Jub Clerc is a Nyul Nyul/Yawuru woman from the Kimberley in Western Austrlia. Clerc spent many years in theatre before moving into film and television, working on multiple award-winning productions. Clerc has written and/or directed short films, documentaries, and TV series including “Storytime,” “Music Men,” “Min Min Light,” and “Struggling Songlines.” In 2014, she directed and adapted “Abbreviation,” a chapter from Tim Winton’s “The Turning.” Jub’s debut play “The Fever and the Fret” premiered at Yirra Yaakin Theatre Co. and won the 2017 Kate Challis Award.
“Sweet As” is screening at the 2022 Toronto International Film Festival, which is running from September 8-18.
W&H: Describe the film for us in your own words.
JC: “Sweet As” is a coming-of-age road movie that follows at-risk teen, Murra, who is thrown an unusual life line in the form of a photo safari through the remote Australian outback. It sets her off on a wild adventure of self-discovery, first crushes, and endearing new friendships.
W&H: What drew you to this story?
JC: “Sweet As” is inspired by a journey i took in my youth for “at-risk” teens. I was drawn to telling it now because I felt it was a story that would resonate with my mob, including our teens and the adults we became.
W&H: What do you want people to think about after they watch the film?
JC: I want them to think about our kids and what second chances look like. What part trauma plays in our societal conceptions of retribution.
I would love people to embrace their own resilience and remember the joy of play. And to know how special my people are and how precious country is to us.
W&H: What was the biggest challenge in making the film?
JC: COVID! I don’t think has been a film made in the last three years that hasn’t buckled under the weight of COVID. Our remote locations and soaring temperatures were also interesting!

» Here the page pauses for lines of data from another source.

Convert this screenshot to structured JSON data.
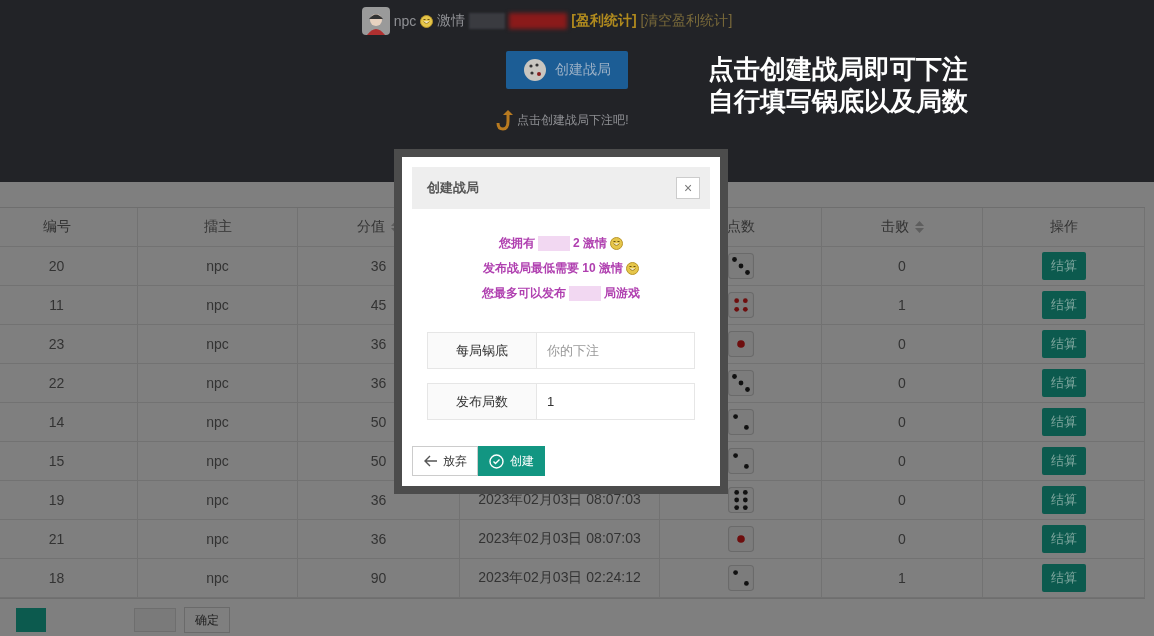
{
  "header": {
    "user": "npc",
    "currency_label": "激情",
    "profit_link": "[盈利统计]",
    "clear_link": "[清空盈利统计]",
    "create_button": "创建战局",
    "hint": "点击创建战局下注吧!"
  },
  "annotation": [
    "点击创建战局即可下注",
    "自行填写锅底以及局数"
  ],
  "table": {
    "columns": [
      {
        "label": "编号",
        "sortable": false
      },
      {
        "label": "擂主",
        "sortable": false
      },
      {
        "label": "分值",
        "sortable": true
      },
      {
        "label": "点数",
        "sortable": false
      },
      {
        "label": "击败",
        "sortable": true
      },
      {
        "label": "操作",
        "sortable": false
      }
    ],
    "rows": [
      {
        "id": "20",
        "host": "npc",
        "score": "36",
        "kind": "three",
        "defeated": "0",
        "action": "结算"
      },
      {
        "id": "11",
        "host": "npc",
        "score": "45",
        "kind": "four",
        "defeated": "1",
        "action": "结算"
      },
      {
        "id": "23",
        "host": "npc",
        "score": "36",
        "kind": "one",
        "defeated": "0",
        "action": "结算"
      },
      {
        "id": "22",
        "host": "npc",
        "score": "36",
        "kind": "three",
        "defeated": "0",
        "action": "结算"
      },
      {
        "id": "14",
        "host": "npc",
        "score": "50",
        "kind": "two",
        "defeated": "0",
        "action": "结算"
      },
      {
        "id": "15",
        "host": "npc",
        "score": "50",
        "kind": "two",
        "defeated": "0",
        "action": "结算"
      },
      {
        "id": "19",
        "host": "npc",
        "score": "36",
        "time": "2023年02月03日 08:07:03",
        "kind": "six",
        "defeated": "0",
        "action": "结算"
      },
      {
        "id": "21",
        "host": "npc",
        "score": "36",
        "time": "2023年02月03日 08:07:03",
        "kind": "one",
        "defeated": "0",
        "action": "结算"
      },
      {
        "id": "18",
        "host": "npc",
        "score": "90",
        "time": "2023年02月03日 02:24:12",
        "kind": "two",
        "defeated": "1",
        "action": "结算"
      }
    ]
  },
  "pager": {
    "confirm": "确定"
  },
  "dialog": {
    "title": "创建战局",
    "close": "×",
    "info": [
      {
        "before": "您拥有",
        "redacted": true,
        "after": "2 激情",
        "coin": true
      },
      {
        "before": "发布战局最低需要 10 激情",
        "redacted": false,
        "coin": true
      },
      {
        "before": "您最多可以发布",
        "redacted": true,
        "after": "局游戏",
        "coin": false
      }
    ],
    "fields": [
      {
        "label": "每局锅底",
        "placeholder": "你的下注"
      },
      {
        "label": "发布局数",
        "value": "1"
      }
    ],
    "buttons": [
      {
        "label": "放弃",
        "kind": "cancel"
      },
      {
        "label": "创建",
        "kind": "confirm"
      }
    ]
  }
}
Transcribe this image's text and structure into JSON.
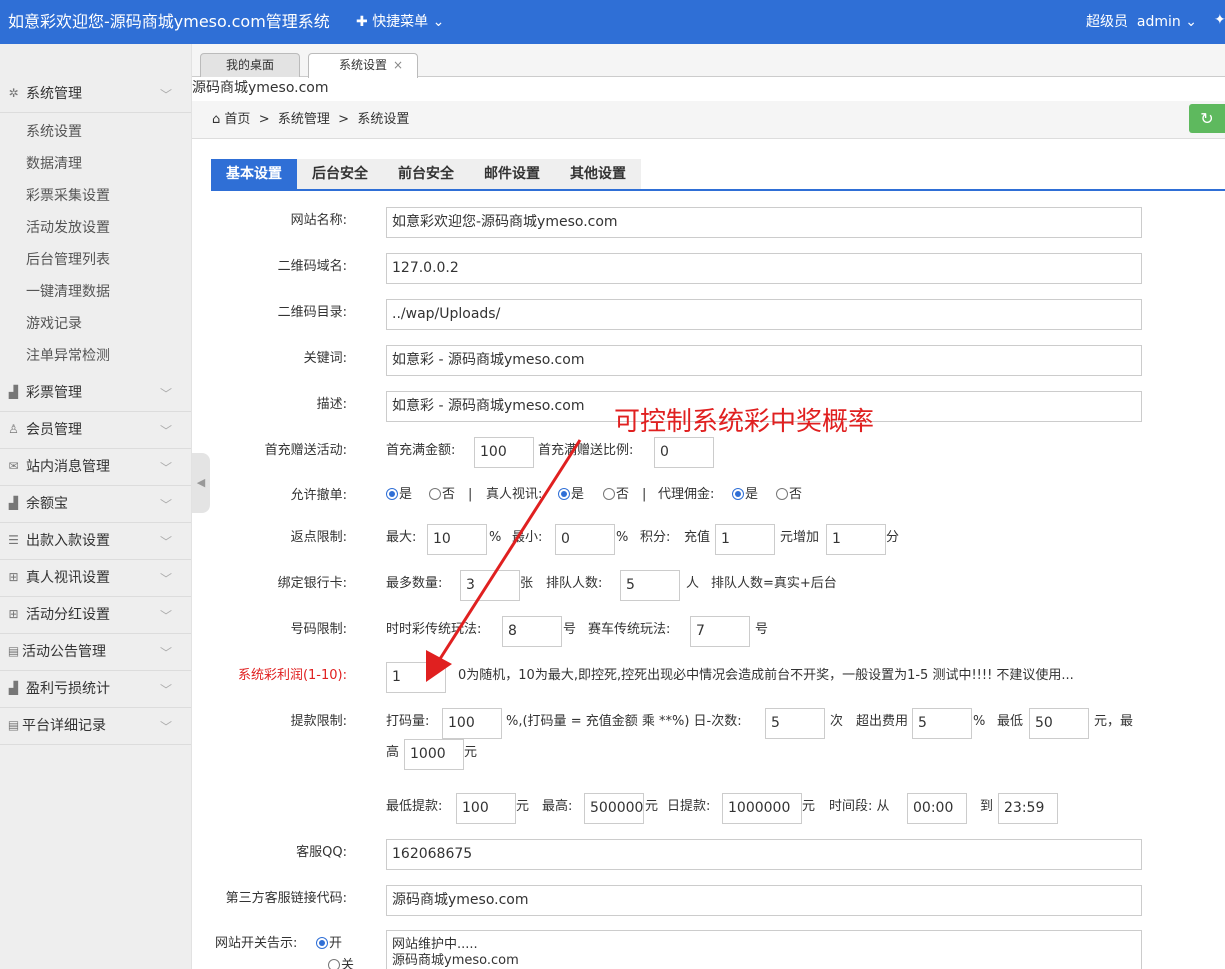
{
  "header": {
    "app_title": "如意彩欢迎您-源码商城ymeso.com管理系统",
    "quick_menu": "快捷菜单",
    "role": "超级员",
    "username": "admin"
  },
  "sidebar": {
    "groups": [
      {
        "label": "系统管理",
        "icon": "gear-icon"
      },
      {
        "label": "彩票管理",
        "icon": "bar-chart-icon"
      },
      {
        "label": "会员管理",
        "icon": "user-icon"
      },
      {
        "label": "站内消息管理",
        "icon": "envelope-icon"
      },
      {
        "label": "余额宝",
        "icon": "bar-chart-icon"
      },
      {
        "label": "出款入款设置",
        "icon": "list-icon"
      },
      {
        "label": "真人视讯设置",
        "icon": "grid-icon"
      },
      {
        "label": "活动分红设置",
        "icon": "grid-icon"
      },
      {
        "label": "活动公告管理",
        "icon": "newspaper-icon"
      },
      {
        "label": "盈利亏损统计",
        "icon": "bar-chart-icon"
      },
      {
        "label": "平台详细记录",
        "icon": "newspaper-icon"
      }
    ],
    "subitems": [
      "系统设置",
      "数据清理",
      "彩票采集设置",
      "活动发放设置",
      "后台管理列表",
      "一键清理数据",
      "游戏记录",
      "注单异常检测"
    ]
  },
  "page_tabs": [
    {
      "label": "我的桌面"
    },
    {
      "label": "系统设置",
      "close": "×"
    }
  ],
  "watermark": "源码商城ymeso.com",
  "breadcrumb": {
    "home": "首页",
    "sep": ">",
    "level1": "系统管理",
    "level2": "系统设置"
  },
  "settings_tabs": [
    "基本设置",
    "后台安全",
    "前台安全",
    "邮件设置",
    "其他设置"
  ],
  "form": {
    "site_name": {
      "label": "网站名称:",
      "value": "如意彩欢迎您-源码商城ymeso.com"
    },
    "qr_domain": {
      "label": "二维码域名:",
      "value": "127.0.0.2"
    },
    "qr_dir": {
      "label": "二维码目录:",
      "value": "../wap/Uploads/"
    },
    "keywords": {
      "label": "关键词:",
      "value": "如意彩 - 源码商城ymeso.com"
    },
    "description": {
      "label": "描述:",
      "value": "如意彩 - 源码商城ymeso.com"
    },
    "first_deposit": {
      "label": "首充赠送活动:",
      "full_label": "首充满金额:",
      "full_value": "100",
      "ratio_label": "首充满赠送比例:",
      "ratio_value": "0"
    },
    "allow": {
      "label": "允许撤单:",
      "yes": "是",
      "no": "否",
      "sep": "|",
      "live_label": "真人视讯:",
      "agent_label": "代理佣金:"
    },
    "rebate": {
      "label": "返点限制:",
      "max_label": "最大:",
      "max_value": "10",
      "pct": "%",
      "min_label": "最小:",
      "min_value": "0",
      "points_label": "积分:",
      "recharge_label": "充值",
      "recharge_value": "1",
      "add_label": "元增加",
      "add_value": "1",
      "unit": "分"
    },
    "bank": {
      "label": "绑定银行卡:",
      "max_label": "最多数量:",
      "max_value": "3",
      "max_unit": "张",
      "queue_label": "排队人数:",
      "queue_value": "5",
      "queue_unit": "人",
      "note": "排队人数=真实+后台"
    },
    "number_limit": {
      "label": "号码限制:",
      "ssc_label": "时时彩传统玩法:",
      "ssc_value": "8",
      "unit": "号",
      "race_label": "赛车传统玩法:",
      "race_value": "7"
    },
    "profit": {
      "label": "系统彩利润(1-10):",
      "value": "1",
      "note": "0为随机，10为最大,即控死,控死出现必中情况会造成前台不开奖，一般设置为1-5 测试中!!!! 不建议使用..."
    },
    "withdraw": {
      "label": "提款限制:",
      "bet_label": "打码量:",
      "bet_value": "100",
      "formula": "%,(打码量 = 充值金额 乘 **%) 日-次数:",
      "times_value": "5",
      "times_unit": "次",
      "overfee_label": "超出费用",
      "overfee_value": "5",
      "pct": "%",
      "min_fee_label": "最低",
      "min_fee_value": "50",
      "yuan_max": "元，最",
      "max_cont": "高",
      "max_fee_value": "1000",
      "yuan": "元",
      "min_w_label": "最低提款:",
      "min_w_value": "100",
      "max_w_label": "最高:",
      "max_w_value": "500000",
      "daily_label": "日提款:",
      "daily_value": "1000000",
      "period_label": "时间段: 从",
      "from_value": "00:00",
      "to_label": "到",
      "to_value": "23:59"
    },
    "qq": {
      "label": "客服QQ:",
      "value": "162068675"
    },
    "third_party": {
      "label": "第三方客服链接代码:",
      "value": "源码商城ymeso.com"
    },
    "site_switch": {
      "label": "网站开关告示:",
      "on": "开",
      "off": "关",
      "text_line1": "网站维护中.....",
      "text_line2": "源码商城ymeso.com"
    }
  },
  "annotation": "可控制系统彩中奖概率",
  "colors": {
    "brand": "#2f6fd6",
    "annotation": "#e02020",
    "refresh": "#5eb95e"
  }
}
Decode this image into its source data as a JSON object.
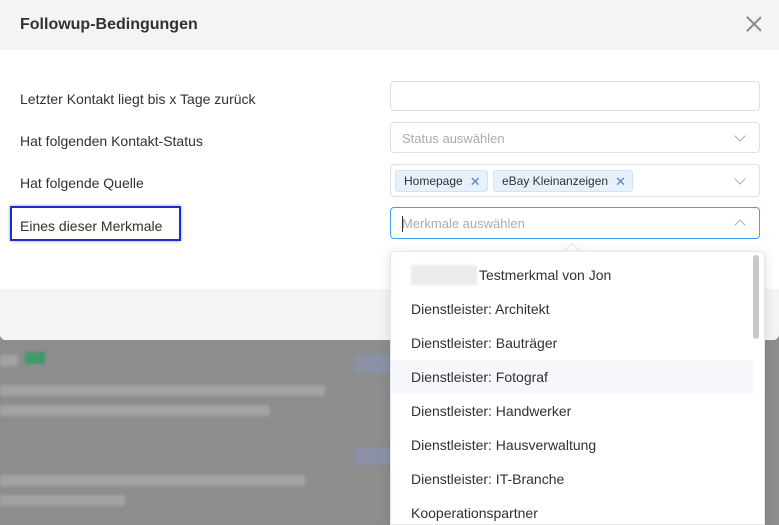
{
  "dialog": {
    "title": "Followup-Bedingungen"
  },
  "form": {
    "last_contact": {
      "label": "Letzter Kontakt liegt bis x Tage zurück",
      "value": ""
    },
    "contact_status": {
      "label": "Hat folgenden Kontakt-Status",
      "placeholder": "Status auswählen"
    },
    "source": {
      "label": "Hat folgende Quelle",
      "tags": [
        "Homepage",
        "eBay Kleinanzeigen"
      ]
    },
    "features": {
      "label": "Eines dieser Merkmale",
      "placeholder": "Merkmale auswählen"
    }
  },
  "dropdown": {
    "options": [
      "Testmerkmal von Jon",
      "Dienstleister: Architekt",
      "Dienstleister: Bauträger",
      "Dienstleister: Fotograf",
      "Dienstleister: Handwerker",
      "Dienstleister: Hausverwaltung",
      "Dienstleister: IT-Branche",
      "Kooperationspartner"
    ],
    "hovered": "Dienstleister: Fotograf"
  },
  "icons": {
    "close": "close-icon",
    "chevron_down": "chevron-down-icon",
    "chevron_up": "chevron-up-icon",
    "tag_remove": "x-icon"
  },
  "colors": {
    "highlight_box": "#1a2fc8",
    "tag_bg": "#e8f0fc",
    "focus_border": "#409eff"
  }
}
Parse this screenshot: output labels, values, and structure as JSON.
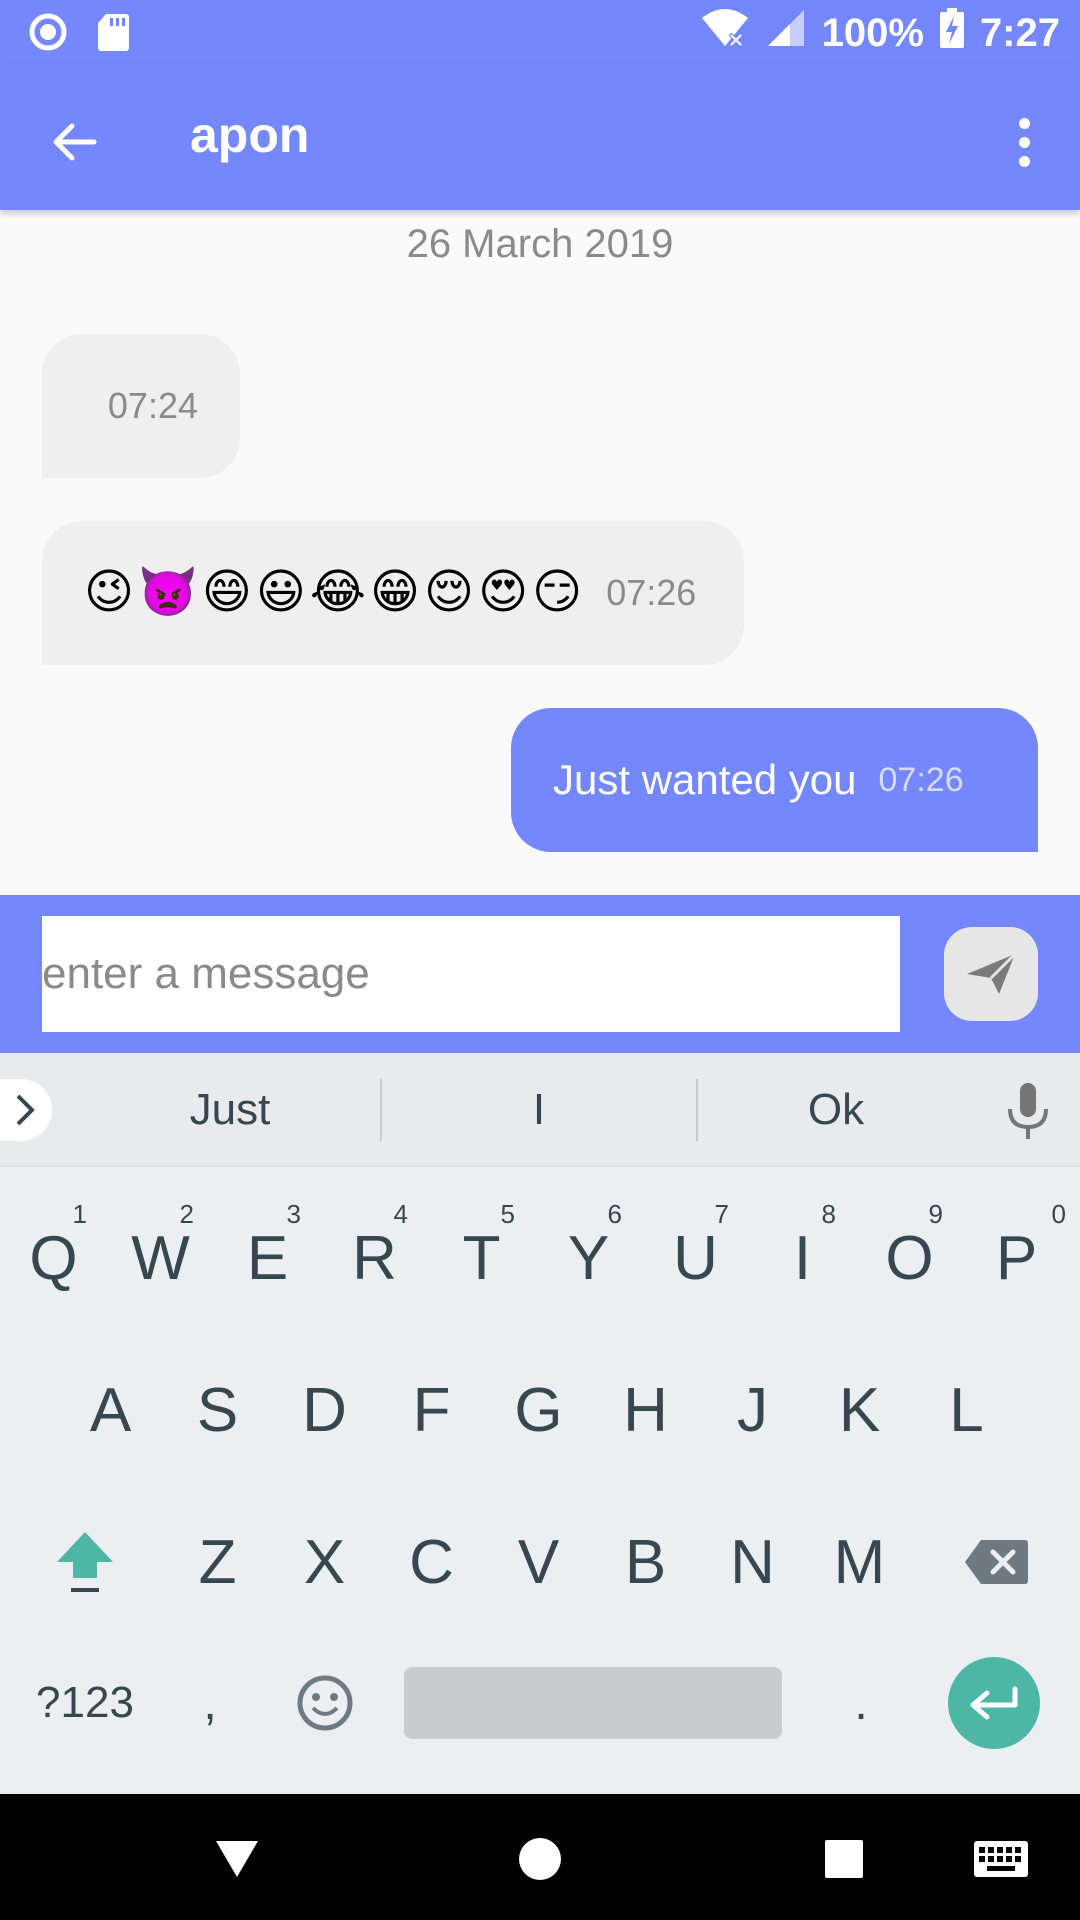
{
  "status_bar": {
    "battery_text": "100%",
    "time": "7:27",
    "icons": [
      "sync-icon",
      "sd-card-icon",
      "wifi-off-icon",
      "signal-icon",
      "battery-charging-icon"
    ]
  },
  "app_bar": {
    "title": "apon",
    "back_icon": "arrow-back-icon",
    "menu_icon": "more-vert-icon"
  },
  "chat": {
    "date": "26 March 2019",
    "messages": [
      {
        "direction": "incoming",
        "text": "",
        "time": "07:24"
      },
      {
        "direction": "incoming",
        "emojis": [
          "😉",
          "👿",
          "😄",
          "😃",
          "😂",
          "😁",
          "😌",
          "😍",
          "😏"
        ],
        "time": "07:26"
      },
      {
        "direction": "outgoing",
        "text": "Just wanted you",
        "time": "07:26"
      }
    ]
  },
  "input": {
    "placeholder": "enter a message",
    "value": "",
    "send_icon": "send-icon"
  },
  "keyboard": {
    "suggestions": [
      "Just",
      "I",
      "Ok"
    ],
    "row1": [
      {
        "k": "Q",
        "h": "1"
      },
      {
        "k": "W",
        "h": "2"
      },
      {
        "k": "E",
        "h": "3"
      },
      {
        "k": "R",
        "h": "4"
      },
      {
        "k": "T",
        "h": "5"
      },
      {
        "k": "Y",
        "h": "6"
      },
      {
        "k": "U",
        "h": "7"
      },
      {
        "k": "I",
        "h": "8"
      },
      {
        "k": "O",
        "h": "9"
      },
      {
        "k": "P",
        "h": "0"
      }
    ],
    "row2": [
      "A",
      "S",
      "D",
      "F",
      "G",
      "H",
      "J",
      "K",
      "L"
    ],
    "row3": [
      "Z",
      "X",
      "C",
      "V",
      "B",
      "N",
      "M"
    ],
    "bottom": {
      "symbols": "?123",
      "comma": ",",
      "period": "."
    }
  },
  "colors": {
    "accent": "#7487fc",
    "enter_key": "#4db6a5",
    "incoming_bubble": "#efefef"
  }
}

Ha!
W&H: How did you get your film funded? Share some insights into how you got the film made.
JC: We are really lucky in Australia that we have screen bodies like Screen Australia and Screenwest that fund screen content. We also had fantastic support from the MIFF Premiere Fund and VicScreen where we did our post. I won the Screenwest – West Coast visions for $750,000. This triggered the other funding bodies to come on board to help us make the film.
W&H: What inspired you to become a filmmaker?
JC: I was inspired to become a filmmaker because I am passionate about telling my peoples stories with a Blak Lens.
W&H: What’s the best and worst advice you’ve received?
JC: Best advice: What’s worse than hearing no is not even asking.
Worst advise: Fix it in post! Ha. I mean it helps, but it’s best to try and solve it on the day. Note: I’ve been guilty of giving myself my own worst advice on occasion. Ha!
W&H: What advice do you have for other women directors?
JC: Have more confidence than a mediocre white man.
W&H: Name your favorite woman-directed film and why.
JC: “Bran Nue Dae” by Rachel Perkins because I have family history with the original play and it brought me so much joy to see it on the big screen.
W&H: What, if any, responsibilities do you think storytellers have to confront the tumult in the world, from the pandemic to the loss of abortion rights and systemic violence?
JC: I think we have a huge responsibility. We are often the voices of the most repressed. My main reason for becoming a filmmaker.
W&H: The film industry has a long history of underrepresenting people of color onscreen and behind the scenes and reinforcing — and creating — negative stereotypes. What actions do you think need to be taken to make Hollywood and/or the doc world more inclusive?
JC: Screen funding institutions, festival selection boards, festival juries, jfilm critics, and screen unions need to have diversity and equality quotas in their mission statements that are implemented through their organizational strategic planning.